I had a small wait in line at the reception desk (I was the third in line), and I learned that the lady behind me needed to go to the desk to find out where she could join her husband, who had just been brought in on the ambulance. Of course, me being who I am, I stepped aside and asked her to go in front of me. When it was my turn, I had the print-out from the ER in my area in hand and explained that I was told to come to this hospital and check into this ER. The female at the desk seemed confused so she asked me to have a seat and she’d get somebody to come talk to me. It took about 10 minutes before someone came to see me. I explained (yet again) why I was there, and she said I’d need to be registered and went to speak to the lady at the desk.

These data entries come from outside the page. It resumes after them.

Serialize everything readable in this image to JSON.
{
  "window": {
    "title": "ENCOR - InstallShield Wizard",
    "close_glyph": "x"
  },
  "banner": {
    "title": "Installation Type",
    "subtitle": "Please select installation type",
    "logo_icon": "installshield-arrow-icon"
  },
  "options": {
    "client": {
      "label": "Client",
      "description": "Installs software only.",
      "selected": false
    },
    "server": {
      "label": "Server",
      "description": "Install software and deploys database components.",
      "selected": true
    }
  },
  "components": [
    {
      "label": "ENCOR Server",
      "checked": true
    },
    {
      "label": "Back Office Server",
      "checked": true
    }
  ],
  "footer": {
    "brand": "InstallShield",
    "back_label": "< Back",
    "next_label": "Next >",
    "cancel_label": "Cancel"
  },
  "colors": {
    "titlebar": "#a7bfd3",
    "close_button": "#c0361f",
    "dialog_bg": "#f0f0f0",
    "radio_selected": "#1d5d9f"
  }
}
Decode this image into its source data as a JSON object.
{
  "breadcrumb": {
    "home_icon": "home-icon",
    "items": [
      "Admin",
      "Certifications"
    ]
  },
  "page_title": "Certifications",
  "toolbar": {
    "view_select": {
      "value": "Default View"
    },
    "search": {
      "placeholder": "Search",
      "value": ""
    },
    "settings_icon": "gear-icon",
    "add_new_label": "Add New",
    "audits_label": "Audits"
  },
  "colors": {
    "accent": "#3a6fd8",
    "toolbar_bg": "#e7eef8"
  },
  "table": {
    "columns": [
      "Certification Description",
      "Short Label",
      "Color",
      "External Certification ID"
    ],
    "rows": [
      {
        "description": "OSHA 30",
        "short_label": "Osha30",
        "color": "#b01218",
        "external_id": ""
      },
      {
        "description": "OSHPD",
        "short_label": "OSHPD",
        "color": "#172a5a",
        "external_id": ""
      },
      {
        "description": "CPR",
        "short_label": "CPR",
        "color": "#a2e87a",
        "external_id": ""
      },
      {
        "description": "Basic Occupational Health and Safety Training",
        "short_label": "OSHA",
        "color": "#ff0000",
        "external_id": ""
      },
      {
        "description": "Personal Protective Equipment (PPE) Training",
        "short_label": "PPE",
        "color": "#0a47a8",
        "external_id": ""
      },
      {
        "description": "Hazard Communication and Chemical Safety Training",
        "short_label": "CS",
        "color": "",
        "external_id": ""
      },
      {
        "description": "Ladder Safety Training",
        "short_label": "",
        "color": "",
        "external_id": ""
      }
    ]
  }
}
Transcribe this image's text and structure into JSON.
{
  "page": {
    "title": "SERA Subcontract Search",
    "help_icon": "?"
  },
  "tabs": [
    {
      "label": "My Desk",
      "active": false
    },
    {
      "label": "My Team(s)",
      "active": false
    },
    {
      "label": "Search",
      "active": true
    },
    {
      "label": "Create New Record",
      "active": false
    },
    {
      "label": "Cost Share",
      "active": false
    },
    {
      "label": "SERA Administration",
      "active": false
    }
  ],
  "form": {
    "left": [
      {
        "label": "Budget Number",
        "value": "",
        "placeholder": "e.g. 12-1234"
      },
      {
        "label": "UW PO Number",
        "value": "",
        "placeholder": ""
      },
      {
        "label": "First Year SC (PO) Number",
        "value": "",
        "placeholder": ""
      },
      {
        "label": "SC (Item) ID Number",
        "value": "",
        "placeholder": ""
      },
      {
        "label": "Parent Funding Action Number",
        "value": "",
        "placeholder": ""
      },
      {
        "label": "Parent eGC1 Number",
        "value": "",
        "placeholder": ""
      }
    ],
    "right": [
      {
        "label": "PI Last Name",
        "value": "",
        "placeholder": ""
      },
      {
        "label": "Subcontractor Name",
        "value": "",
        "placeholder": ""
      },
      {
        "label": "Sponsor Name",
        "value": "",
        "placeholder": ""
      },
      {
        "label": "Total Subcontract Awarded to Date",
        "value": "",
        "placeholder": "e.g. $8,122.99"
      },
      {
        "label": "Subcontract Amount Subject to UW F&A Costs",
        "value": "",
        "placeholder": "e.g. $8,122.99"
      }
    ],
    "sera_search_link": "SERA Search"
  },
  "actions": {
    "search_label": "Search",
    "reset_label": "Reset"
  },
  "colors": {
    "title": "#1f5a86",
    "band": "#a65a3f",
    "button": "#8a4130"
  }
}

I waited a half-hour for this lady to call me back over, then went and stood back in line again. I got registered and sat down to wait once again. At about noon time (I’d been there since 10 AM), I was called forward. I went into an office for what I am assuming was an intake, and I had to start at the very beginning of the story (my fall) and everything that had happened regarding it until the moment she spoke with me. (NOTE: If you’re wondering why I can remember the dates and events so easily, it’s because that information had been practically memorized by me having to tell it over and over and over again.) From there, I was sent into an exam room. A nurse (Christine) and a nurse’s assistant (Caily) came in to see me. They didn’t say much, but I got the standard hospital bracelet and a gown to change into. I put my overnight bag and removed clothing, etc. into a chair in the room. An hour later, I opened the exam room door and asked if there was a restroom I could use. There were two, and I went into the one that was farther away from the waiting room, thinking it might be less busy. A couple of times, Christine and Carly checked in on me, but the rest of the time I sat there and looked at the wall in front of me. I did have two different doctors come in to speak to me, who I later learned were trauma doctors who work only in the ER. Neither examined me in any way, which didn’t surprise me because they had access to my original set of x-rays that showed the broken and dislocated parts of my jaw. Shortly after 2:30 PM (it’s now more than 4 hours since I arrived at the hospital and 2-1/2 hours that I’ve been sitting in an exam room), I stepped out to again use the restroom. When I returned to the exam room, Christine and Caily seemed in a bit of a tizzy – they had come to get me to take me to get an MRI, after which I was being taken to the surgical wing. Hallelujah! My first MRI wasn’t bad in any way other than the machine being quite loud. Then I was put back into my bed from the exam room and pushed down the hall. Everything was happening quickly, and I was trying to keep my focus. When I got to outside of the surgery room, a woman came over and introduced herself as Dr. Rohloff, who would be my surgeon. Another person quickly introduced herself as my anesthesiologist, and a man walked over from security and I had to hand over my cash, credit cards and driver’s license for safekeeping. While that’s happening, another person is putting a bonnet on my head, another person is accessing a vein in my arm for the IV, another person is piling my overnight bag plus clear bags with my other belongings – purse, loose clothing, shoes, etc. – at the foot of my bed. They were ready to whisk me off and I said, “Wait a minute, please!” I had not had a chance to talk to the surgeon or ask any questions. She moved back close to me and I asked her two questions. I had other, probably even more important, questions, but everything was happening so quickly I couldn’t focus. I remember the bed starting to be wheeled forward, and I remember saying out loud, “Well, this is one way to make certain I don’t have time to ruminate and worry before surgery.” And then, I guess, I was out of it.